Spring 2021 Honorary Degree Recipient

Doctor of Laws (honoris causa)

A nationally and internationally recognized community developer, humanitarian, activist, justice-seeker and scholar, Dr. Rachel Thibeault has expanded the boundaries of occupational health — a field she has said she chose because it blends science and humanism, intellectual rigour and compassion. She describes her work as grounded in serving, not helping, because “in helping we see weakness, while in serving we see wholeness. We don’t fix people,” she says, “we simply find a way to meaning, balance and justice.”

Dr. Thibeault makes her boundary-expanding approach sound obvious: work with individuals and communities to discover what would allow them to be included, supported and engaged in life and work that is sustainable and meaningful to them. It is an approach she has put into practice in Canada and abroad — with Inuit leaders seeking to improve mental health and elder care services in remote communities; in small business development initiatives using a microcredit approach in working with Canadian soldiers with PTSD; and in programs in Sierra Leone built around using gardening and cooking to enable healing between child soldiers and victims. It has included lending her expertise to Dalhousie Faculty of Health research teams studying peer support with the Transitional Health Clinic, Refugee Clinic and Laing House, and working with Disability International on projects involving people with AIDS in Zambia and leprosy in Ethiopia. In all cases, her inspirational leadership and work recognizes the importance of engaging in the activities of everyday life, and focusing on what she calls the “occupational gifts”—those meaningful activities that foster resilience, hope and belonging in challenging situations.

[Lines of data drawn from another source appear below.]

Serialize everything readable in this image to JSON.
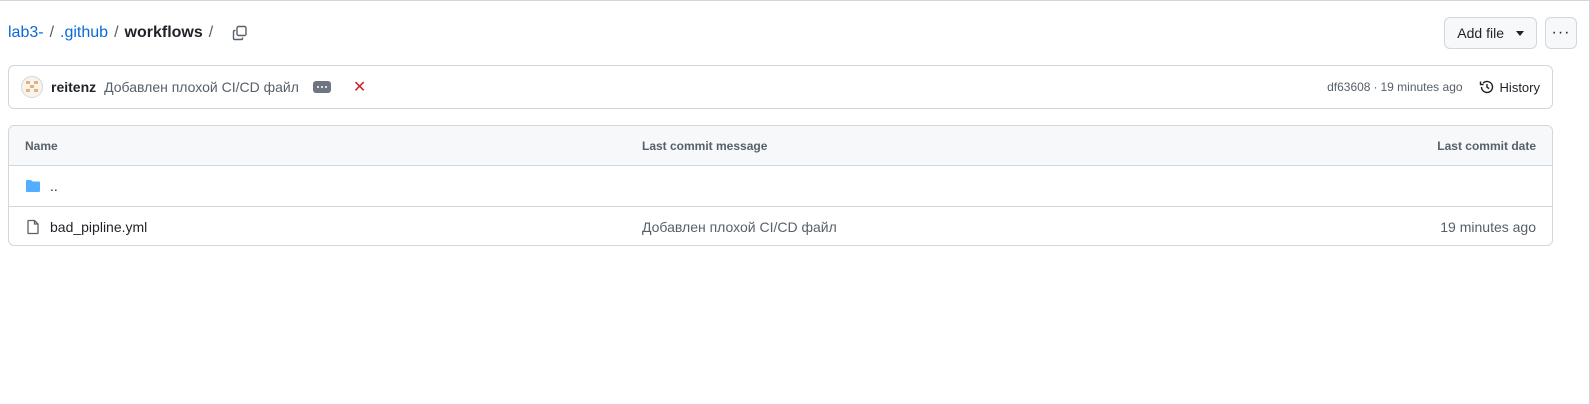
{
  "breadcrumb": {
    "repo": "lab3-",
    "folder": ".github",
    "current": "workflows",
    "sep": "/",
    "trailing_sep": "/"
  },
  "actions": {
    "add_file_label": "Add file",
    "more_label": "···"
  },
  "commit": {
    "author": "reitenz",
    "message": "Добавлен плохой CI/CD файл",
    "status_symbol": "✕",
    "sha": "df63608",
    "dot": "·",
    "time": "19 minutes ago",
    "history_label": "History"
  },
  "table": {
    "headers": {
      "name": "Name",
      "message": "Last commit message",
      "date": "Last commit date"
    },
    "rows": [
      {
        "name": "..",
        "message": "",
        "date": "",
        "icon": "folder-icon"
      },
      {
        "name": "bad_pipline.yml",
        "message": "Добавлен плохой CI/CD файл",
        "date": "19 minutes ago",
        "icon": "file-icon"
      }
    ]
  },
  "colors": {
    "link": "#0969da",
    "border": "#d0d7de",
    "header_bg": "#f6f8fa",
    "muted": "#57606a",
    "error": "#cf222e",
    "folder": "#54aeff"
  }
}
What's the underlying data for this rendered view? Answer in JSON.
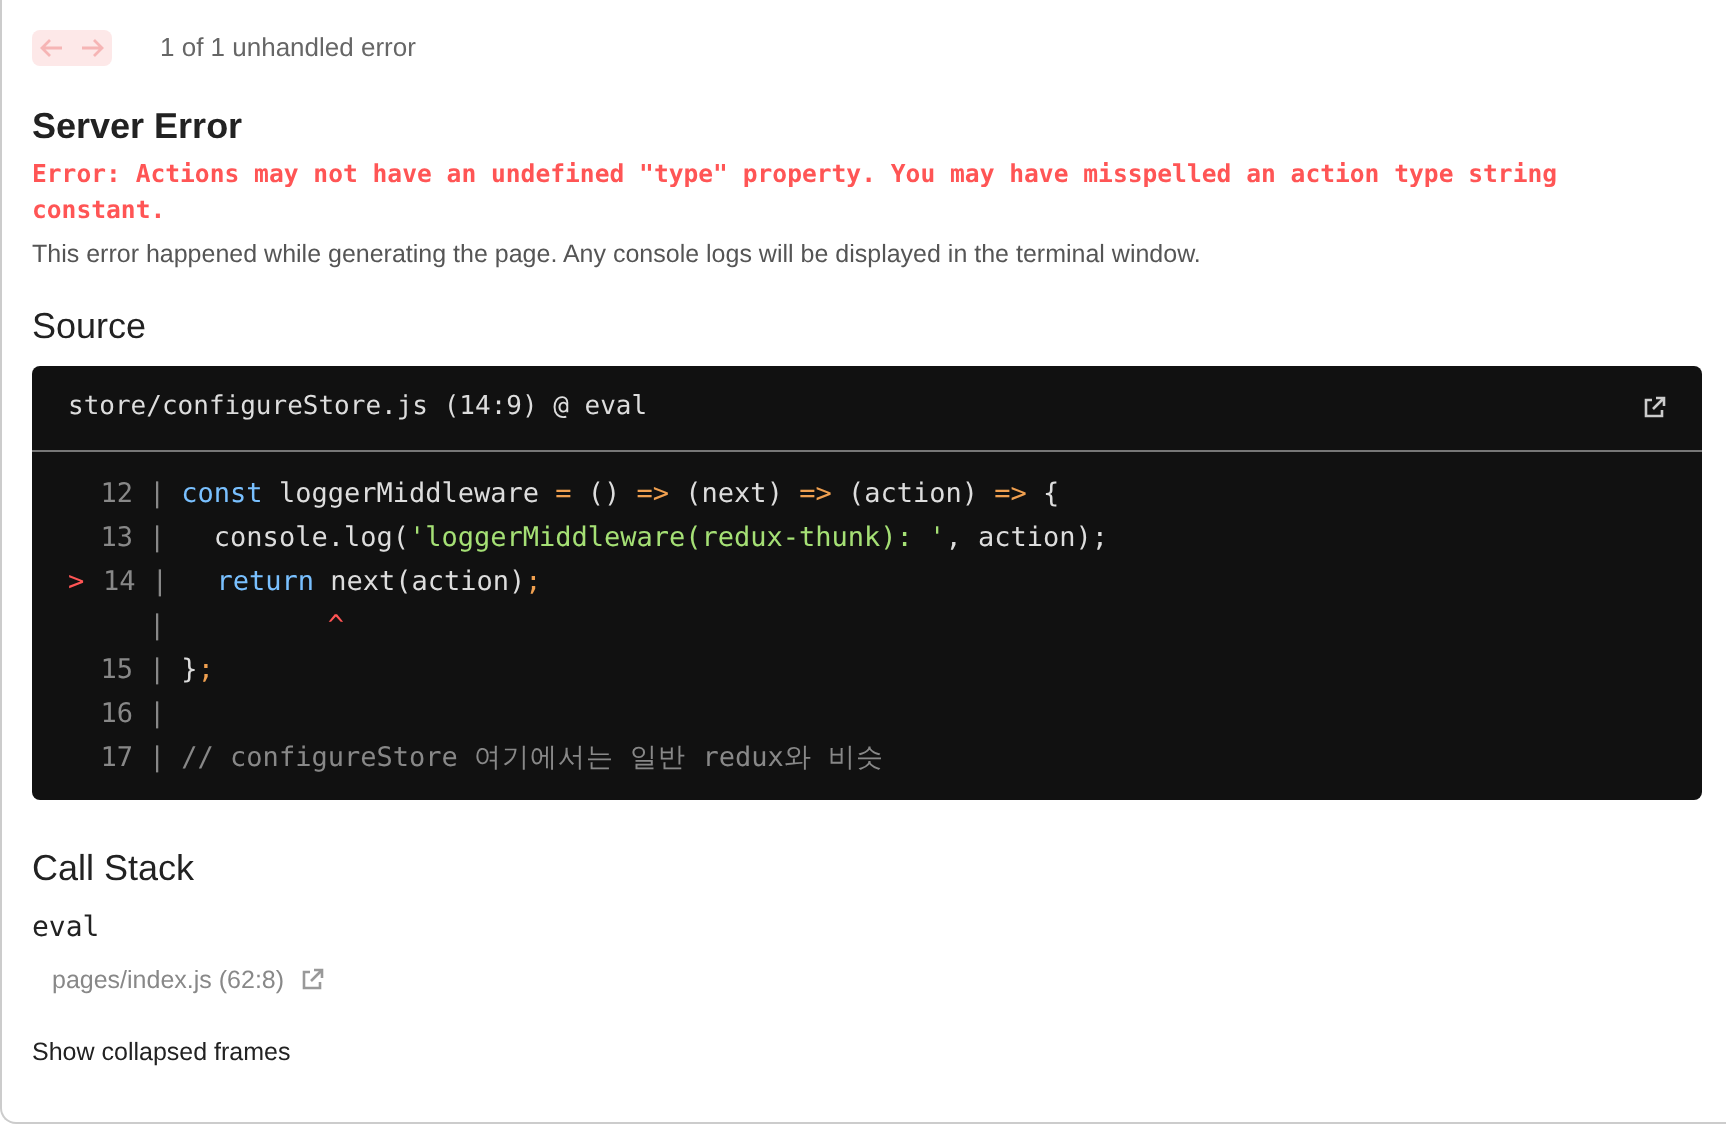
{
  "nav": {
    "prev_disabled": true,
    "next_disabled": true,
    "count": "1 of 1 unhandled error"
  },
  "title": "Server Error",
  "error_message": "Error: Actions may not have an undefined \"type\" property. You may have misspelled an action type string constant.",
  "description": "This error happened while generating the page. Any console logs will be displayed in the terminal window.",
  "source": {
    "heading": "Source",
    "file": "store/configureStore.js (14:9) @ eval",
    "lines": [
      {
        "number": "12",
        "separator": "|",
        "tokens": [
          {
            "kind": "keyword",
            "text": "const"
          },
          {
            "kind": "plain",
            "text": " loggerMiddleware "
          },
          {
            "kind": "punct",
            "text": "="
          },
          {
            "kind": "plain",
            "text": " () "
          },
          {
            "kind": "punct",
            "text": "=>"
          },
          {
            "kind": "plain",
            "text": " (next) "
          },
          {
            "kind": "punct",
            "text": "=>"
          },
          {
            "kind": "plain",
            "text": " (action) "
          },
          {
            "kind": "punct",
            "text": "=>"
          },
          {
            "kind": "plain",
            "text": " {"
          }
        ]
      },
      {
        "number": "13",
        "separator": "|",
        "tokens": [
          {
            "kind": "plain",
            "text": "  console.log("
          },
          {
            "kind": "string",
            "text": "'loggerMiddleware(redux-thunk): '"
          },
          {
            "kind": "plain",
            "text": ", action);"
          }
        ]
      },
      {
        "marker": ">",
        "number": "14",
        "separator": "|",
        "tokens": [
          {
            "kind": "keyword",
            "text": "  return"
          },
          {
            "kind": "plain",
            "text": " next(action)"
          },
          {
            "kind": "punct",
            "text": ";"
          }
        ]
      },
      {
        "separator": "|",
        "tokens": [
          {
            "kind": "caret",
            "text": "         ^"
          }
        ]
      },
      {
        "number": "15",
        "separator": "|",
        "tokens": [
          {
            "kind": "plain",
            "text": "}"
          },
          {
            "kind": "punct",
            "text": ";"
          }
        ]
      },
      {
        "number": "16",
        "separator": "|"
      },
      {
        "number": "17",
        "separator": "|",
        "tokens": [
          {
            "kind": "comment",
            "text": "// configureStore 여기에서는 일반 redux와 비슷"
          }
        ]
      }
    ]
  },
  "call_stack": {
    "heading": "Call Stack",
    "frames": [
      {
        "function": "eval",
        "location": "pages/index.js (62:8)"
      }
    ],
    "toggle": "Show collapsed frames"
  }
}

Dr. Thibeault embarked on her career at Université Laval, graduating with a Bachelor of Science in Occupational Therapy in 1979. She went on to complete her Master of Science in Psychology at Acadia in 1986, her PhD in Community Psychology at Université de Montréal in 1991, and then pursued postdoctoral work at the University of Southern California and Aarhus Universitet in Denmark. During those years, she also worked as an occupational therapist in Ontario, Nova Scotia, and the Northwest Territories, before joining the University of Ottawa’s School of Rehabilitation Sciences in 1992, where she is now a Full Professor in the Occupational Therapy Program. She has been recognized for her teaching excellence by the university and the Ottawa Centre for Research and Innovation. 

In 2008, she was named an official member of the United Nations International Association of Millennium Development Goals Trainers, an organization comprised of world leaders and experts. In 2012, she was awarded the Order of Canada for her humanitarian efforts, a Lifetime Achievement Award from the Canadian Society of International Health in 2015, and the Townsend Fellowship in Occupation and Safety at Dalhousie in 2016. She is the recipient of a Queen Elizabeth II Diamond Jubilee Medal, and an honorary degree from the University of British Columbia.